The drugmaker can be subjected to a similar investigation. The overall profits from sales to the health plan under the current situation are $569,400, which is equal to the manufacturer's net profit ($73 per prescription) multiplied by the number of prescriptions filled annually (when the copay is $25) multiplied by the number of statin users. The insurance plan just pays a $569 up-front cost per statin user under a licensing scheme, which keeps the manufacturer's earnings the same as before.

All Parties Benefit

This example shows how a properly determined drug license price can significantly enhance patient compliance at no additional expense to patients or health plans, and with no change in manufacturer revenues. And, while the recent arrival of generic Zocor (simvastatin) makes a statin illustration less compelling today than it was two years ago, the top-selling Lipitor remains on patent, making the key implications of our graphic still relevant. To the extent that patients value the health benefits associated with improved compliance, or health plans save money as a result of lower medical spending due to improved compliance, or both, plans and manufacturers can share in these welfare gains, making drug licensing a win-win situation for all parties. Drug licenses also keep incentives for medical advancement alive. According to recent study, pharmacological therapy offers a tremendous societal value. This emphasises the need of a pricing structure that lowers the cost of compliance while ensuring that patients benefit from these medical improvements and keeps manufacturers' incentives to create new technologies intact. We believe there is a solid case to be made for altering the existing pharmaceutical price structure to the licensing model that we propose, assuring patient adherence to medical therapy without jeopardising future drug availability. We encourage pharmaceutical companies, Medicare, and commercial health plans, as well as other parties involved in the purchase or sale of pharmaceuticals, such as employers and pharmacy benefit managers, to look into drug licensing options.

Author Info

John Comrad*
Health Economics and Outcome Research, Brussels, Belgium

Citation: Comrad J. Workplace Stress and Coping Strategies Among Cancer-Care Professionals.
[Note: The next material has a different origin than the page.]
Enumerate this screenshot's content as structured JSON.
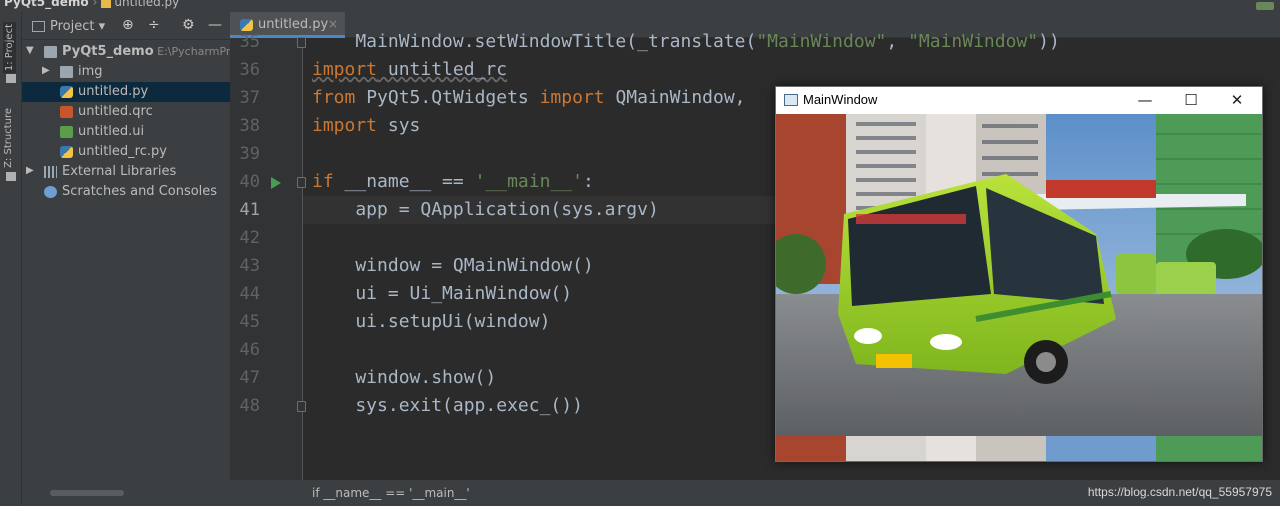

Health Econ Outcome Res. 2022, 8(3), 001.

Received: 02-Mar-2022, Manuscript No. heor-22-58154; Editor assigned: 13-Mar-2022, Pre QC No. P-58154; Reviewed: 20-Mar-2022, QC No. heor-22-58154(Q); Revised: 23-Mar-2022, Manuscript No. heor-22-58154(R); Published: 29-Mar-2022, DOI: 10.35248/2471-268X.22.8.220

Copyright: 2022 Comrad J. This is an open-access article distributed under the terms of the Creative Commons Attribution License, which permits unrestricted use, distribution, and reproduction in any medium, provided the original author and source are credited